EXERCISE REQUIREMENTS: Scan the entries below for "title" and copy each line that holds it.

AVAILABLE RECORDS:
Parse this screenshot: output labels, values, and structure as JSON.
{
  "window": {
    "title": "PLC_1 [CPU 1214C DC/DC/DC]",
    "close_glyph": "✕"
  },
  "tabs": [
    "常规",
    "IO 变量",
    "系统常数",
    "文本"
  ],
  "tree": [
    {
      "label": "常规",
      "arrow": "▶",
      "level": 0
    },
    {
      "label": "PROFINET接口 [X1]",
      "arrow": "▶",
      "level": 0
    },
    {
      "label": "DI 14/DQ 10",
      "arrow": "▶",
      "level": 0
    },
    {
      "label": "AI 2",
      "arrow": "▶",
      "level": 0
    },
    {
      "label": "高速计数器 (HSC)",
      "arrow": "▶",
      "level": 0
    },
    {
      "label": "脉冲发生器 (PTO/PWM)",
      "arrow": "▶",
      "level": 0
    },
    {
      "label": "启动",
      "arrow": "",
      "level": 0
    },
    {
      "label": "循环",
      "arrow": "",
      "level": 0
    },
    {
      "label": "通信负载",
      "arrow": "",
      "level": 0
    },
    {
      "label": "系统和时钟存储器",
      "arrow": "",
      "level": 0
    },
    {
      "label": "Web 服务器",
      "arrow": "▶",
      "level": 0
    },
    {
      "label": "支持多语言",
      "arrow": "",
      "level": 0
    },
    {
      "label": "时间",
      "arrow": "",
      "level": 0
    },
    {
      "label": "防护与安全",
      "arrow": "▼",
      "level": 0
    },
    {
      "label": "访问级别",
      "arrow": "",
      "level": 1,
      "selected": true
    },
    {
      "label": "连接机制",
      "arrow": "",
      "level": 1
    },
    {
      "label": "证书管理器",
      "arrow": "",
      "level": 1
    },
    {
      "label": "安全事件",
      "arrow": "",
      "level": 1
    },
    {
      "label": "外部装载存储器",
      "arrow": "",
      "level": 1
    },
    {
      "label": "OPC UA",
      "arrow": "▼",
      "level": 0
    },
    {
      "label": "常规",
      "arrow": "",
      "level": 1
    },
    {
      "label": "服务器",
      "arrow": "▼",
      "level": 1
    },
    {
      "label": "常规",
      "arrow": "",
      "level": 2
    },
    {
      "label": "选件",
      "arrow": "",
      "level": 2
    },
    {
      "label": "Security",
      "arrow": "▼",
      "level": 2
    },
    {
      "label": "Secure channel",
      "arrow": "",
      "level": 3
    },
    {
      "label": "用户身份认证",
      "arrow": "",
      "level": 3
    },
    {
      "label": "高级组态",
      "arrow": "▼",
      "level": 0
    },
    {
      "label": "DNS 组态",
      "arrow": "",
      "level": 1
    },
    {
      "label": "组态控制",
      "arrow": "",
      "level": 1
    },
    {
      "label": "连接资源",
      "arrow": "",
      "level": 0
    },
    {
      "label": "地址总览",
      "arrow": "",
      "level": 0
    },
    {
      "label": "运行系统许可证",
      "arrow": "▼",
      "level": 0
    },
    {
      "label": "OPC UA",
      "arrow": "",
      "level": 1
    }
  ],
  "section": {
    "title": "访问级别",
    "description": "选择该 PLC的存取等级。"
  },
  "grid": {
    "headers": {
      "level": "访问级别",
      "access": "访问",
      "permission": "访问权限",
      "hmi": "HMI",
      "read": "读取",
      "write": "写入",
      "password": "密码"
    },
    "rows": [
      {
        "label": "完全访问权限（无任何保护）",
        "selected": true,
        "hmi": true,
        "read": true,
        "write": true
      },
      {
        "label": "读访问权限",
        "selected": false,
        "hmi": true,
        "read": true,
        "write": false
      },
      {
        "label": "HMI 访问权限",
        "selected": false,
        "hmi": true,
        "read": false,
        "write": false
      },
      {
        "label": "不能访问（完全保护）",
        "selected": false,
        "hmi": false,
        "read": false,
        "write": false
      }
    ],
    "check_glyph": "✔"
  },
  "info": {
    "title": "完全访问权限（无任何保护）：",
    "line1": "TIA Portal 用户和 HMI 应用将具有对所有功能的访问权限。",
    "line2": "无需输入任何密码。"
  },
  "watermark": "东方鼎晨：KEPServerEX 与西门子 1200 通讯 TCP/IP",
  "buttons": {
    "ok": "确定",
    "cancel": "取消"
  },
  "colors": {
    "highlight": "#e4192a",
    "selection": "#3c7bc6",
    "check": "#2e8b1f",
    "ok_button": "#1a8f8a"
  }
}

SOLVED EXERCISE:
    "title": "PLC_1 [CPU 1214C DC/DC/DC]",
    "title": "访问级别",
    "title": "完全访问权限（无任何保护）：",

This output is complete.